By John Richards
Issue 13, Summer 2005 pp 33-37
‘She was “the leading lady player of the world” and “known throughout the length and breadth of the land” in the last quarter of the nineteenth century. The pinnacle of her career was winning the first international women’s chess tournament in 1897, but she lived a life of genteel poverty and died almost forgotten. John Richards uncovers the extraordinary career of Mary Rudge and argues the case for a blue plaque to mark her achievements’.

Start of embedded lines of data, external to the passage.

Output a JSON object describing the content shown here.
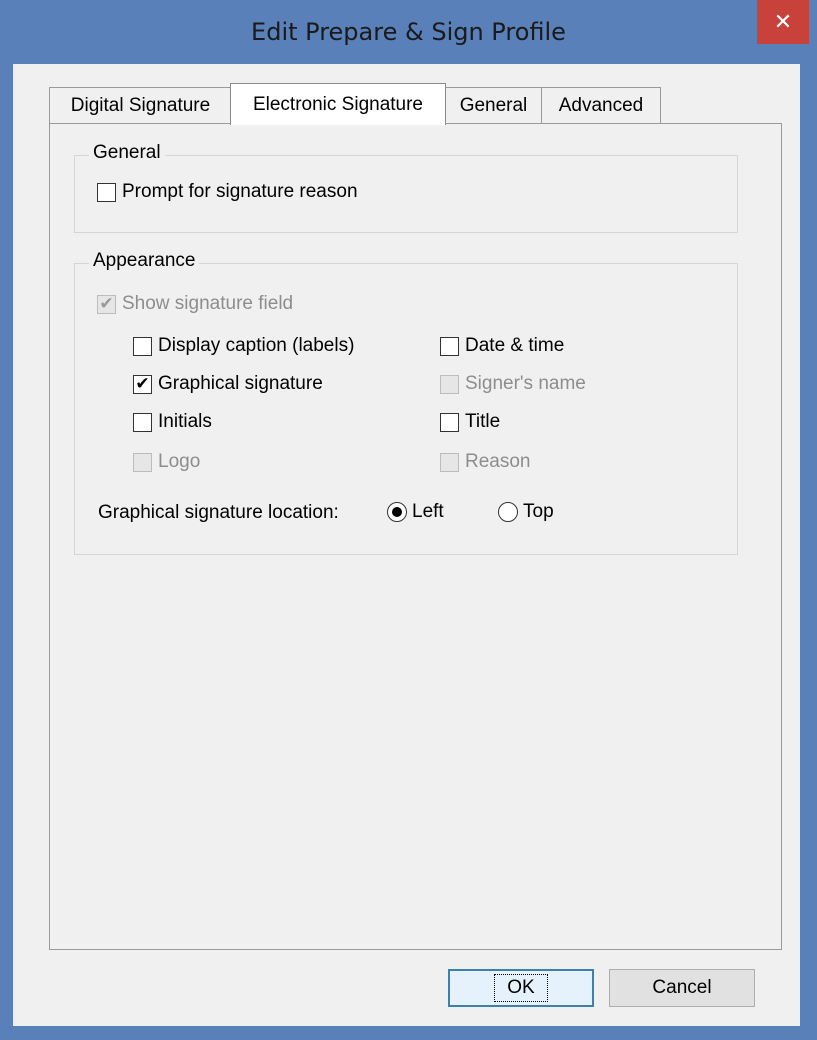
{
  "window": {
    "title": "Edit Prepare & Sign Profile",
    "close_glyph": "✕"
  },
  "tabs": [
    {
      "label": "Digital Signature"
    },
    {
      "label": "Electronic Signature",
      "active": true
    },
    {
      "label": "General"
    },
    {
      "label": "Advanced"
    }
  ],
  "general_group": {
    "title": "General",
    "prompt_reason": {
      "label": "Prompt for signature reason",
      "checked": false
    }
  },
  "appearance_group": {
    "title": "Appearance",
    "show_field": {
      "label": "Show signature field",
      "checked": true,
      "disabled": true
    },
    "options": {
      "display_caption": {
        "label": "Display caption (labels)",
        "checked": false,
        "disabled": false
      },
      "date_time": {
        "label": "Date & time",
        "checked": false,
        "disabled": false
      },
      "graphical_signature": {
        "label": "Graphical signature",
        "checked": true,
        "disabled": false
      },
      "signers_name": {
        "label": "Signer's name",
        "checked": false,
        "disabled": true
      },
      "initials": {
        "label": "Initials",
        "checked": false,
        "disabled": false
      },
      "title": {
        "label": "Title",
        "checked": false,
        "disabled": false
      },
      "logo": {
        "label": "Logo",
        "checked": false,
        "disabled": true
      },
      "reason": {
        "label": "Reason",
        "checked": false,
        "disabled": true
      }
    },
    "location": {
      "label": "Graphical signature location:",
      "left": {
        "label": "Left",
        "selected": true
      },
      "top": {
        "label": "Top",
        "selected": false
      }
    }
  },
  "buttons": {
    "ok": "OK",
    "cancel": "Cancel"
  },
  "icons": {
    "check_glyph": "✔"
  },
  "colors": {
    "titlebar": "#5a80b9",
    "close": "#c8413a",
    "dialog_bg": "#f0f0f0"
  }
}
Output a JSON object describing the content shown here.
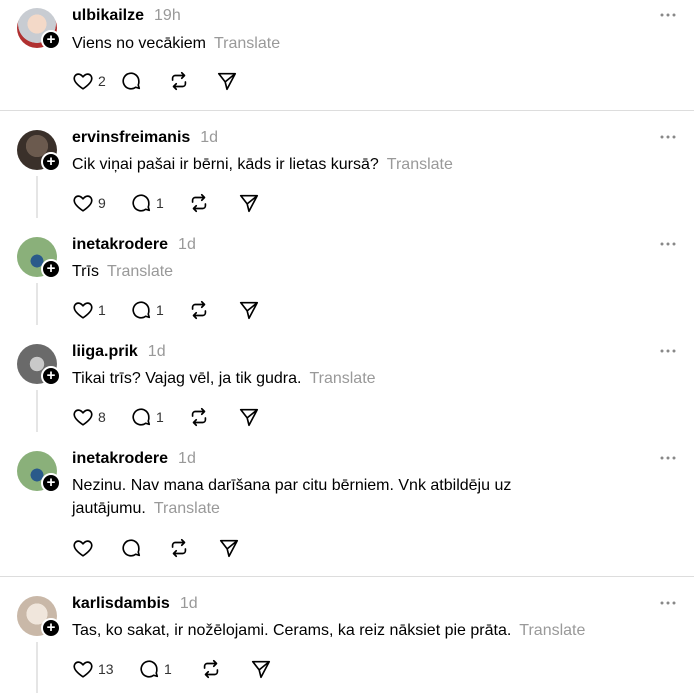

Only Associate Members of the Regional History Centre can access full articles.